**TASK INSTRUCTIONS**
Please repeat all of the records, keeping every word unchanged.

(Element data from apps and pages)
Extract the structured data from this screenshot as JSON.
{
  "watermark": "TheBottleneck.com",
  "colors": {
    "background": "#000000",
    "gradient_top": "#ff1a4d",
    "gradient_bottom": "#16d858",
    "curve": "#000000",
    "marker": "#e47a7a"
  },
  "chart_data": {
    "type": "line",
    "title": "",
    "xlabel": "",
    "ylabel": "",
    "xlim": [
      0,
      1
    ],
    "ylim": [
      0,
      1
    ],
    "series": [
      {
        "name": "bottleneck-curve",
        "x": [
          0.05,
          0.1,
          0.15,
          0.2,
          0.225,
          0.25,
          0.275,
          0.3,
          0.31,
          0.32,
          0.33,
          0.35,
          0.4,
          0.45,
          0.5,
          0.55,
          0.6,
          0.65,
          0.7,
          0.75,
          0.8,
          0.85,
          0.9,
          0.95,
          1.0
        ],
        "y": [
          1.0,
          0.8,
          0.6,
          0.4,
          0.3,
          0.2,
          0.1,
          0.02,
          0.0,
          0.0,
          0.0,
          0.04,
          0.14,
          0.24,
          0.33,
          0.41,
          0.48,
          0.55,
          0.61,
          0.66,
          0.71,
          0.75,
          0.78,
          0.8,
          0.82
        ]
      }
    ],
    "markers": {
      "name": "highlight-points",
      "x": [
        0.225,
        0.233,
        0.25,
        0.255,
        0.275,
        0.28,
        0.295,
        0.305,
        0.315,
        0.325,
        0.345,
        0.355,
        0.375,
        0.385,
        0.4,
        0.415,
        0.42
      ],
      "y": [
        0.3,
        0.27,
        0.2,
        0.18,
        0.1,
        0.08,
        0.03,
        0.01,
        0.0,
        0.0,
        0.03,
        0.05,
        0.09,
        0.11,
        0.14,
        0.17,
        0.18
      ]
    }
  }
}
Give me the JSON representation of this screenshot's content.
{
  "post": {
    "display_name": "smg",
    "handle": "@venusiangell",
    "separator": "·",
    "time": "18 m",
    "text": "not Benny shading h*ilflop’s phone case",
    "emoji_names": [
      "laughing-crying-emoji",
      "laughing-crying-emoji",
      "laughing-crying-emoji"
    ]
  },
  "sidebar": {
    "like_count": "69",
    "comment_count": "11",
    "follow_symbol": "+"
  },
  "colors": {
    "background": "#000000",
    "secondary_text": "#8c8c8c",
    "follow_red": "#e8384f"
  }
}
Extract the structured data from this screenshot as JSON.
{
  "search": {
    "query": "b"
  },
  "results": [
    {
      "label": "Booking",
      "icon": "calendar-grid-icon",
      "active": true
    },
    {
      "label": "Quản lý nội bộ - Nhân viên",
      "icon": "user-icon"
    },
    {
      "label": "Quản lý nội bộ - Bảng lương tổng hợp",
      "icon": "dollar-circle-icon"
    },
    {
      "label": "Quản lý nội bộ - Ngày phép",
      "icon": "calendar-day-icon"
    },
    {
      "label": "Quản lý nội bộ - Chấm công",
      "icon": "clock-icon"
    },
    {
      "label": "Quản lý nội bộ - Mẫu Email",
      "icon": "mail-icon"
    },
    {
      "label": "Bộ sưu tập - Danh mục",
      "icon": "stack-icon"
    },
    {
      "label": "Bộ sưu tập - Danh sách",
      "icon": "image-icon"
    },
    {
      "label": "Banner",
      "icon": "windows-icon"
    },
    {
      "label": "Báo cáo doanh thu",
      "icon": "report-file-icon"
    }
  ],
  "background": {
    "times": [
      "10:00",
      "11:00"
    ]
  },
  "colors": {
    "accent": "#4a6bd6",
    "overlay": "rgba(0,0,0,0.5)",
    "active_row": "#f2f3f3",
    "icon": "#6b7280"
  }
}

**WORKED SOLUTION**
Extract the structured data from this screenshot as JSON.
{
  "watermark": "TheBottleneck.com",
  "colors": {
    "background": "#000000",
    "gradient_top": "#ff1a4d",
    "gradient_bottom": "#16d858",
    "curve": "#000000",
    "marker": "#e47a7a"
  },
  "chart_data": {
    "type": "line",
    "title": "",
    "xlabel": "",
    "ylabel": "",
    "xlim": [
      0,
      1
    ],
    "ylim": [
      0,
      1
    ],
    "series": [
      {
        "name": "bottleneck-curve",
        "x": [
          0.05,
          0.1,
          0.15,
          0.2,
          0.225,
          0.25,
          0.275,
          0.3,
          0.31,
          0.32,
          0.33,
          0.35,
          0.4,
          0.45,
          0.5,
          0.55,
          0.6,
          0.65,
          0.7,
          0.75,
          0.8,
          0.85,
          0.9,
          0.95,
          1.0
        ],
        "y": [
          1.0,
          0.8,
          0.6,
          0.4,
          0.3,
          0.2,
          0.1,
          0.02,
          0.0,
          0.0,
          0.0,
          0.04,
          0.14,
          0.24,
          0.33,
          0.41,
          0.48,
          0.55,
          0.61,
          0.66,
          0.71,
          0.75,
          0.78,
          0.8,
          0.82
        ]
      }
    ],
    "markers": {
      "name": "highlight-points",
      "x": [
        0.225,
        0.233,
        0.25,
        0.255,
        0.275,
        0.28,
        0.295,
        0.305,
        0.315,
        0.325,
        0.345,
        0.355,
        0.375,
        0.385,
        0.4,
        0.415,
        0.42
      ],
      "y": [
        0.3,
        0.27,
        0.2,
        0.18,
        0.1,
        0.08,
        0.03,
        0.01,
        0.0,
        0.0,
        0.03,
        0.05,
        0.09,
        0.11,
        0.14,
        0.17,
        0.18
      ]
    }
  }
}
Give me the JSON representation of this screenshot's content.
{
  "post": {
    "display_name": "smg",
    "handle": "@venusiangell",
    "separator": "·",
    "time": "18 m",
    "text": "not Benny shading h*ilflop’s phone case",
    "emoji_names": [
      "laughing-crying-emoji",
      "laughing-crying-emoji",
      "laughing-crying-emoji"
    ]
  },
  "sidebar": {
    "like_count": "69",
    "comment_count": "11",
    "follow_symbol": "+"
  },
  "colors": {
    "background": "#000000",
    "secondary_text": "#8c8c8c",
    "follow_red": "#e8384f"
  }
}
Extract the structured data from this screenshot as JSON.
{
  "search": {
    "query": "b"
  },
  "results": [
    {
      "label": "Booking",
      "icon": "calendar-grid-icon",
      "active": true
    },
    {
      "label": "Quản lý nội bộ - Nhân viên",
      "icon": "user-icon"
    },
    {
      "label": "Quản lý nội bộ - Bảng lương tổng hợp",
      "icon": "dollar-circle-icon"
    },
    {
      "label": "Quản lý nội bộ - Ngày phép",
      "icon": "calendar-day-icon"
    },
    {
      "label": "Quản lý nội bộ - Chấm công",
      "icon": "clock-icon"
    },
    {
      "label": "Quản lý nội bộ - Mẫu Email",
      "icon": "mail-icon"
    },
    {
      "label": "Bộ sưu tập - Danh mục",
      "icon": "stack-icon"
    },
    {
      "label": "Bộ sưu tập - Danh sách",
      "icon": "image-icon"
    },
    {
      "label": "Banner",
      "icon": "windows-icon"
    },
    {
      "label": "Báo cáo doanh thu",
      "icon": "report-file-icon"
    }
  ],
  "background": {
    "times": [
      "10:00",
      "11:00"
    ]
  },
  "colors": {
    "accent": "#4a6bd6",
    "overlay": "rgba(0,0,0,0.5)",
    "active_row": "#f2f3f3",
    "icon": "#6b7280"
  }
}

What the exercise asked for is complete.